“The wind is in our face,” says Democratic pollster Fred Yang of Hart Research, who conducted this survey with Republican pollster Bill McInturff. “There is an advantage for Republicans right now.”

If the wind is in the face of Democrats, it’s at gale force in this poll. The right/wrong direction was at 41/53 just before the 2012 election, which Obama barely won; it’s now 26/65. The approval rating for Obama is worse now than it was when HHS laid an egg last October with ObamaCare.

Obama’s approval on the economy slightly improved from December’s all-time low in this series of 39/58, but the 41/56 rating now is (a) a margin-of-error change, and (b) the second-worst of the series. His ratings on foreign policy have now dropped to an all-time low as well of 41/53, although it was 41/49 last August, during the Syrian “red line” debacle. This may be a better indicator of Obama’s fall from polling grace, too, since foreign policy had been a strong suit in his polling. August 2013’s poll was the first time in his presidency that those ratings had gone negative. Now they match his overall rating; the red line, ObamaCare, and now Russia seems to have stripped the illusions of competence from the eyes of respondents.

The problem for Obama and Democrats in this poll is that his personal likeability no longer keeps his overall numbers afloat. The “personal feelings” rating for Obama is now 41/44, with 15% neutral, in this poll. At the beginning of October, Obama scored 47/41, and before the August “red line” debacle it was 48/40. The “very positive” rating in this survey of 21% is the lowest of the series; a year ago it was 30%, and at the time of the last election it was 34%.

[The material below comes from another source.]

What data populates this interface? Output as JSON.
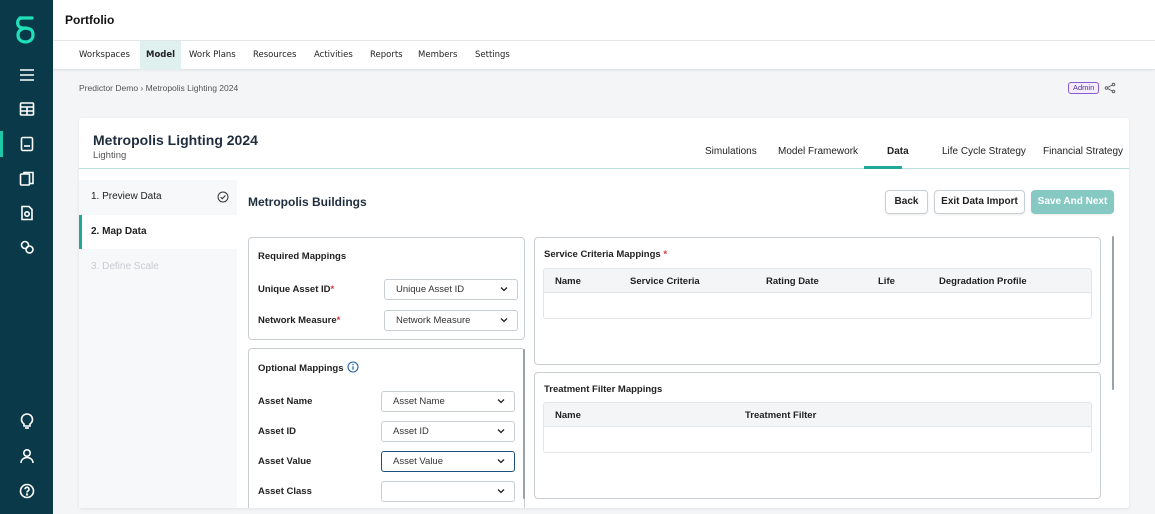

This might not be the only election in which Democrats find the wind in their faces, either. A year ago, Hillary Clinton’s personal favorability was 56/29, with 32% very positive about the recently-retired Secretary of State and only 15% very negative. Those poll results came seven months after Benghazi, too. Today it’s 41/34, and 23/22 on the “very” ratings for the presumptive 2016 front-runner, respectively. If you need evidence of just how big a boat anchor Obama may be on his fellow Democrats, one need look no further than that change.